I've raised the topic of limiting the number of children we have amongst other parents a few times, and got embarrassed, startled laughs. No matter what the gender of my 2nd child, I will stop at two. I won't "play again a 3rd time for a girl, thanks Tony" if I have two boys. Two boys would be lovely. So would a boy and a girl.
Amazed that apparently noone else seems to be considering world overpopulation, despite regular coverage in the mainstream media about what Australia can handle population-wise (not to mention the globe as a whole). Or is that just that I mostly follow the ABC news? Not that they're perfect - a lot of their reporting leaves me with more questions than answers too.

Anonymous said...

I think part of it is that we're grappling with the sheer complexity and enormity of climate change and what doing something about it actually means. Because it's everything, it's not in nice bite-size bits like recycling. And that's very very hard for most people to get their heads around, which clears the space for the shrilling deniers who have a nice simple message, which is, do nothing, don't worry.

The other thing that people are realising and grappling with is that voluntary action by good hearted people is not enough. And that it's not just the deniers who will come screaming to you in your hammock, it's a bunch of other people, a very large bunch, who will really be in the shit through (mostly) no fault of theirs.

BSharp said...

Yuh, I totally agree about complexity. And yes I agree that those who will suffer a lot (e.g. those who lost their loved ones and houses in Vic bushfires) haven't created the problem of dry and hot conditions, and probably most even weren't climate deniers either.

I even kind of sympathise with those who say bloody-mindedly bugger recycling and small individual action because it's pointless, this is too big a problem. (I don't really agree with the attitude, but I do get it.)

It's more those that make the screeching attacks on people like James Hansen/ George Monbiot/ Al Gore, etc etc. They are advocating more much more than individual voluntary action (I think the greenie catch-cry is tough, global measures).

To me, Hansen et al are trying to take care of people as much as possible, but still these horrible, negative nay-sayers jump up and down as if the best way to protect people is to deny science, deny action, blatantly lie, and defame. In the political/ news arena they seem to be making a frenzied attack on a concept that, although unpleasant and difficult, has been more or less proven many times over for ten years.

This is why I mention the counter-campaigns.
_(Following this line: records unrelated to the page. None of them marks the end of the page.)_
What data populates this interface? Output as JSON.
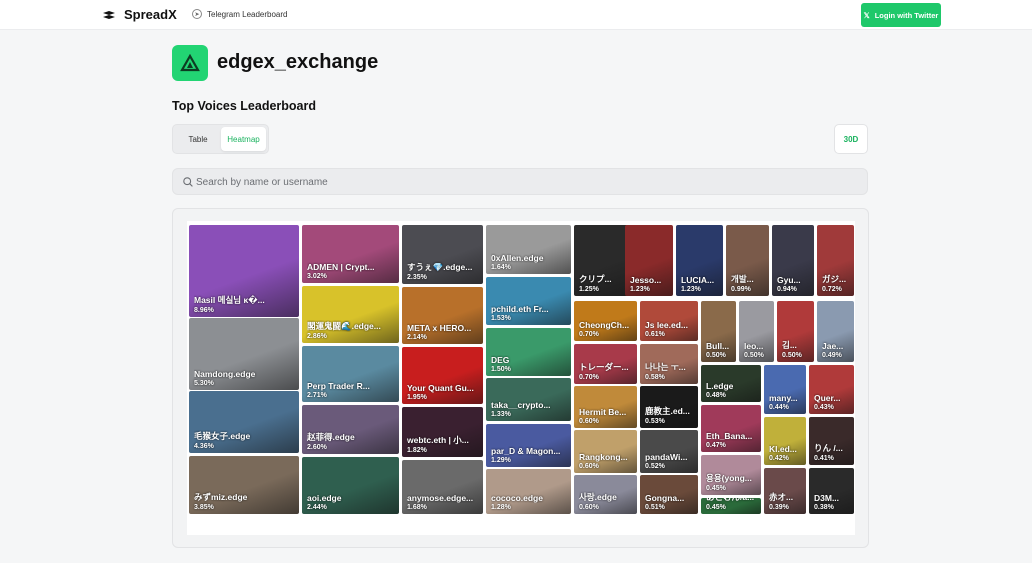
{
  "header": {
    "brand": "SpreadX",
    "telegram_link": "Telegram Leaderboard",
    "login_button": "Login with Twitter"
  },
  "exchange": {
    "name": "edgex_exchange"
  },
  "leaderboard": {
    "title": "Top Voices Leaderboard",
    "tabs": [
      "Table",
      "Heatmap"
    ],
    "active_tab": "Heatmap",
    "period": "30D"
  },
  "search": {
    "placeholder": "Search by name or username",
    "value": ""
  },
  "colors": {
    "accent": "#1ec86a",
    "accent_text": "#1ab35f"
  },
  "heatmap": [
    {
      "name": "Masil 메실님 κ�...",
      "pct": "8.96%",
      "color": "#8a4fb8"
    },
    {
      "name": "Namdong.edge",
      "pct": "5.30%",
      "color": "#8c8f93"
    },
    {
      "name": "毛猴女子.edge",
      "pct": "4.36%",
      "color": "#4a6f8f"
    },
    {
      "name": "みずmiz.edge",
      "pct": "3.85%",
      "color": "#7a6a5a"
    },
    {
      "name": "ADMEN | Crypt...",
      "pct": "3.02%",
      "color": "#a34a7a"
    },
    {
      "name": "閣運鬼闘🌊.edge...",
      "pct": "2.86%",
      "color": "#d8c22a"
    },
    {
      "name": "Perp Trader R...",
      "pct": "2.71%",
      "color": "#5a8aa0"
    },
    {
      "name": "赵菲得.edge",
      "pct": "2.60%",
      "color": "#6a5a7a"
    },
    {
      "name": "aoi.edge",
      "pct": "2.44%",
      "color": "#2f5f4f"
    },
    {
      "name": "すうぇ💎.edge...",
      "pct": "2.35%",
      "color": "#4c4c52"
    },
    {
      "name": "META x HERO...",
      "pct": "2.14%",
      "color": "#b8702a"
    },
    {
      "name": "Your Quant Gu...",
      "pct": "1.95%",
      "color": "#c81e1e"
    },
    {
      "name": "webtc.eth | 小...",
      "pct": "1.82%",
      "color": "#3a2030"
    },
    {
      "name": "anymose.edge...",
      "pct": "1.68%",
      "color": "#6a6a6a"
    },
    {
      "name": "0xAllen.edge",
      "pct": "1.64%",
      "color": "#9a9a9a"
    },
    {
      "name": "pchild.eth Fr...",
      "pct": "1.53%",
      "color": "#3a8ab0"
    },
    {
      "name": "DEG",
      "pct": "1.50%",
      "color": "#3a9a6a"
    },
    {
      "name": "taka__crypto...",
      "pct": "1.33%",
      "color": "#3a6a5a"
    },
    {
      "name": "par_D & Magon...",
      "pct": "1.29%",
      "color": "#4a5aa0"
    },
    {
      "name": "cococo.edge",
      "pct": "1.28%",
      "color": "#b09a8a"
    },
    {
      "name": "クリプ...",
      "pct": "1.25%",
      "color": "#2a2a2a"
    },
    {
      "name": "Jesso...",
      "pct": "1.23%",
      "color": "#8a2a2a"
    },
    {
      "name": "LUCIA...",
      "pct": "1.23%",
      "color": "#2a3a6a"
    },
    {
      "name": "개발...",
      "pct": "0.99%",
      "color": "#7a5a4a"
    },
    {
      "name": "Gyu...",
      "pct": "0.94%",
      "color": "#3a3a4a"
    },
    {
      "name": "ガジ...",
      "pct": "0.72%",
      "color": "#a03a3a"
    },
    {
      "name": "CheongCh...",
      "pct": "0.70%",
      "color": "#c07a1a"
    },
    {
      "name": "Js lee.ed...",
      "pct": "0.61%",
      "color": "#b04a3a"
    },
    {
      "name": "Bull...",
      "pct": "0.50%",
      "color": "#8a6a4a"
    },
    {
      "name": "leo...",
      "pct": "0.50%",
      "color": "#9a9aa0"
    },
    {
      "name": "김...",
      "pct": "0.50%",
      "color": "#b03a3a"
    },
    {
      "name": "Jae...",
      "pct": "0.49%",
      "color": "#8a9ab0"
    },
    {
      "name": "トレーダー...",
      "pct": "0.70%",
      "color": "#a83a4a"
    },
    {
      "name": "나나는 ㅜ...",
      "pct": "0.58%",
      "color": "#a06a5a"
    },
    {
      "name": "L.edge",
      "pct": "0.48%",
      "color": "#2a3a2a"
    },
    {
      "name": "many...",
      "pct": "0.44%",
      "color": "#4a6ab0"
    },
    {
      "name": "Quer...",
      "pct": "0.43%",
      "color": "#b03a3a"
    },
    {
      "name": "Hermit Be...",
      "pct": "0.60%",
      "color": "#c08a3a"
    },
    {
      "name": "鹿教主.ed...",
      "pct": "0.53%",
      "color": "#1a1a1a"
    },
    {
      "name": "Eth_Bana...",
      "pct": "0.47%",
      "color": "#a03a5a"
    },
    {
      "name": "Kl.ed...",
      "pct": "0.42%",
      "color": "#c0b03a"
    },
    {
      "name": "りん /...",
      "pct": "0.41%",
      "color": "#3a2a2a"
    },
    {
      "name": "Rangkong...",
      "pct": "0.60%",
      "color": "#c0a06a"
    },
    {
      "name": "pandaWi...",
      "pct": "0.52%",
      "color": "#4a4a4a"
    },
    {
      "name": "용용(yong...",
      "pct": "0.45%",
      "color": "#b08a9a"
    },
    {
      "name": "사랑.edge",
      "pct": "0.60%",
      "color": "#8a8a9a"
    },
    {
      "name": "Gongna...",
      "pct": "0.51%",
      "color": "#6a4a3a"
    },
    {
      "name": "あとむん/a...",
      "pct": "0.45%",
      "color": "#2a6a3a"
    },
    {
      "name": "赤オ...",
      "pct": "0.39%",
      "color": "#6a4a4a"
    },
    {
      "name": "D3M...",
      "pct": "0.38%",
      "color": "#2a2a2a"
    }
  ]
}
I think they are cynical big-industry parries to protect profits, and they are using people to get out and fight against the "global warming conspiracy". The kind of people who wheel out sun spots and heat islands and blah blah, don't seem to be just grass roots citizens as far as I can tell.

On a bright note - my comment got published on the Canberra times article ! Yay.

BSharp said...

Hm just re-reading, the point I made as a comment there does seem to contradict the point in the post about "large chunks of the population" going through grieving. Sorry to any readers who expect an academic level of consistency.

I think what I mean is there are organised discrediting campaigns out there,that make it look like huge numbers of ordinary people are rabid deniers. But its really hard to tell if that is actually the case or not! Or if they are just a small army of mean beans.

meririsa said...


You might find some like-minded folk here...